It seems that the simple invocation of the shell in your system does not inherit the alias (or the function) with which is defined
module, so the shell is not able to find it (see below the note with the excerpts). Try
type module from the prompt to see how
module it is currently defined.
Essentially with source is like if you write each line of the script from the keyboard.
Note that on one side you're inheriting all the specific history of the current shell but, on the other one, the current shell will be subjected to all sides effect of your script and
About the differences between to source a script and to execute it you can read on SuperUser Sep 2009 or Dec 2009, Ubuntu Feb 2011,Unix Aug 2011, Stackoverflow Dec 2012 or in many other places.
In this regard in the Modulefiles section there's a warning:
... Environment variables are unset when unloading a modulefile. Thus, it is possible to load a modulefile and then unload it without having the environment variables return to their prior state.
So it seems more wise to execute it in a script.
To accomplish the latter I can think:
To use an interactive shell, neglecting the specific history of the present shell, modifying the shebang of your script with
An interactive shell reads commands from user input on a tty. Among other things, such a shell reads startup files on activation, displays a prompt, and enables job control by default...
If instead you prefer to inherit the specific story of the present shell, you can try to source it ... but in a subshell
( source runit.sh )
Try to find the current alias/function of
type module then modify in consequence your script. Note some environment variable can be not set for
If you want you can find the initialization scripts in the directory
As remembered in the Q&A of modules
A child process (script) can not change the parent process environment. A module load in a script only affects the environment for the script itself. The only way you can have a script change the current environment is to source the script which reads it into the current process.
So if you want to avoid to modify the current environment I think it's better to try to change the shebang (1) or source the script in a subshell (2). I'm not completely sure about the usability of the case(3).
Excerpts from manual and description pages of modules
module is a user interface to the Modules package.
module alias or function executes the
modulecmd program and has the shell evaluate the command's output.
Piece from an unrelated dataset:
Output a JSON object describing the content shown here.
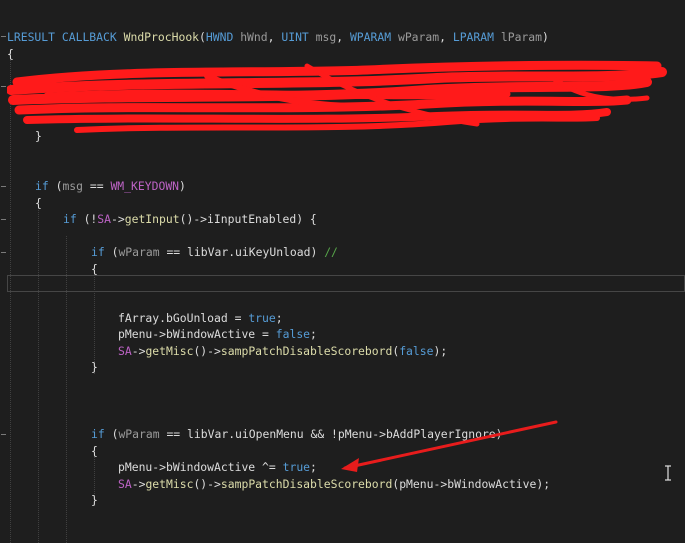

The first argument to
modulecmd specifies the type of shell.
The Modules package and the
module command are initialized when a shell-specific initialization script is sourced into the shell. The script creates the module command, either as an alias or shell function, creates Modules environment variables